India's massage parlour boom drives demand for Thai sex slaves

This article is more than 12 months old

MUMBAI The booming spa and massage parlour business in India has led to demand for women from Thailand, many of whom are being duped and trafficked into slavery in the country's sex industry, police, diplomats and activists said yesterday.

At least 40 Thai women have been rescued this year during police raids on massage parlours acting as fronts for prostitution in cities like Mumbai and Pune.

"Demand for Thai masseuses is high in India as girls from Thailand are considered high-profile for their fair skin," Save the Children India programme director Jyoti Nale told the Thomson Reuters Foundation.

Last month, for example, 10 Thai women were rescued from a parlour in an affluent residential area in Pune, a car manufacturing and tech hub 150km south of India's financial capital Mumbai.

There are an estimated 40 million sex workers globally, according to French charity Fondation Scelles.

Activists say most have been lured, duped or forced into sexual slavery by pimps and traffickers, largely due to poverty and lack of opportunities.

Girls from countries like Nepal and Bangladesh have long been trafficked into sex work in India. But police and campaigners say there is a rising demand among Indian men and foreign tourists for "more exotic" women from other countries such as Thailand.

The Thai women, some of them sex workers from Bangkok and other cities, are lured by the prospect of earning more money in India, said police.
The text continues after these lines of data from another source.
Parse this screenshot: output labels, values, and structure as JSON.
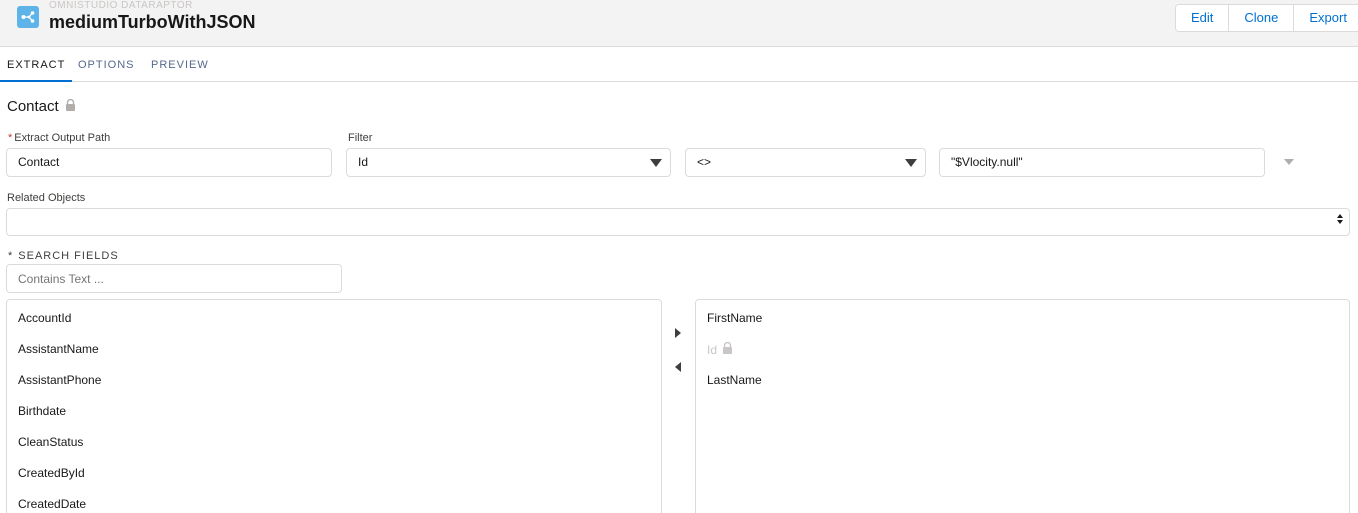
{
  "header": {
    "eyebrow": "OMNISTUDIO DATARAPTOR",
    "title": "mediumTurboWithJSON",
    "app_icon": "dataraptor-icon",
    "buttons": [
      "Edit",
      "Clone",
      "Export"
    ]
  },
  "tabs": [
    {
      "label": "EXTRACT",
      "active": true
    },
    {
      "label": "OPTIONS",
      "active": false
    },
    {
      "label": "PREVIEW",
      "active": false
    }
  ],
  "object": {
    "name": "Contact",
    "lock_icon": "lock-icon"
  },
  "extract_output_path": {
    "required_marker": "*",
    "label": "Extract Output Path",
    "value": "Contact"
  },
  "filter": {
    "label": "Filter",
    "field_value": "Id",
    "operator_value": "<>",
    "value_text": "\"$Vlocity.null\""
  },
  "related_objects": {
    "label": "Related Objects",
    "value": ""
  },
  "search_fields": {
    "required_marker": "*",
    "label": "SEARCH FIELDS",
    "placeholder": "Contains Text ..."
  },
  "available_fields": [
    "AccountId",
    "AssistantName",
    "AssistantPhone",
    "Birthdate",
    "CleanStatus",
    "CreatedById",
    "CreatedDate"
  ],
  "selected_fields": [
    {
      "label": "FirstName",
      "locked": false
    },
    {
      "label": "Id",
      "locked": true
    },
    {
      "label": "LastName",
      "locked": false
    }
  ],
  "colors": {
    "accent": "#0070d2",
    "header_bg": "#f3f3f3",
    "icon_bg": "#5eb4e8",
    "border": "#dddbda"
  }
}
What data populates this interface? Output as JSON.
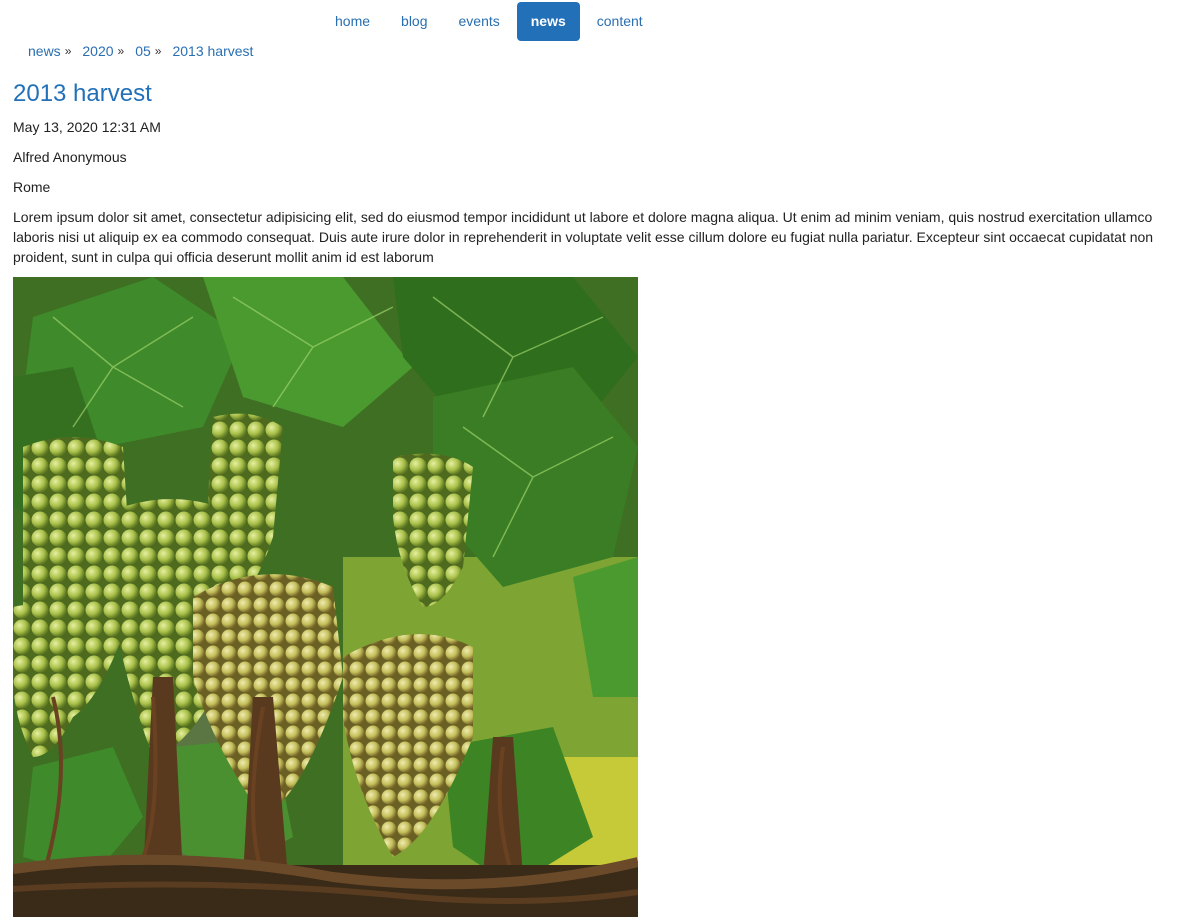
{
  "nav": {
    "items": [
      {
        "label": "home",
        "active": false
      },
      {
        "label": "blog",
        "active": false
      },
      {
        "label": "events",
        "active": false
      },
      {
        "label": "news",
        "active": true
      },
      {
        "label": "content",
        "active": false
      }
    ],
    "active_color": "#2270b8",
    "link_color": "#2a6fb0"
  },
  "breadcrumb": {
    "items": [
      "news",
      "2020",
      "05",
      "2013 harvest"
    ],
    "separator": "»"
  },
  "article": {
    "title": "2013 harvest",
    "date": "May 13, 2020 12:31 AM",
    "author": "Alfred Anonymous",
    "location": "Rome",
    "body": "Lorem ipsum dolor sit amet, consectetur adipisicing elit, sed do eiusmod tempor incididunt ut labore et dolore magna aliqua. Ut enim ad minim veniam, quis nostrud exercitation ullamco laboris nisi ut aliquip ex ea commodo consequat. Duis aute irure dolor in reprehenderit in voluptate velit esse cillum dolore eu fugiat nulla pariatur. Excepteur sint occaecat cupidatat non proident, sunt in culpa qui officia deserunt mollit anim id est laborum",
    "image": {
      "subject": "green grapes on vine",
      "caption": ""
    }
  }
}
On average they earn 305 baht (S$13) a day in Thailand, while they can make double that amount in India.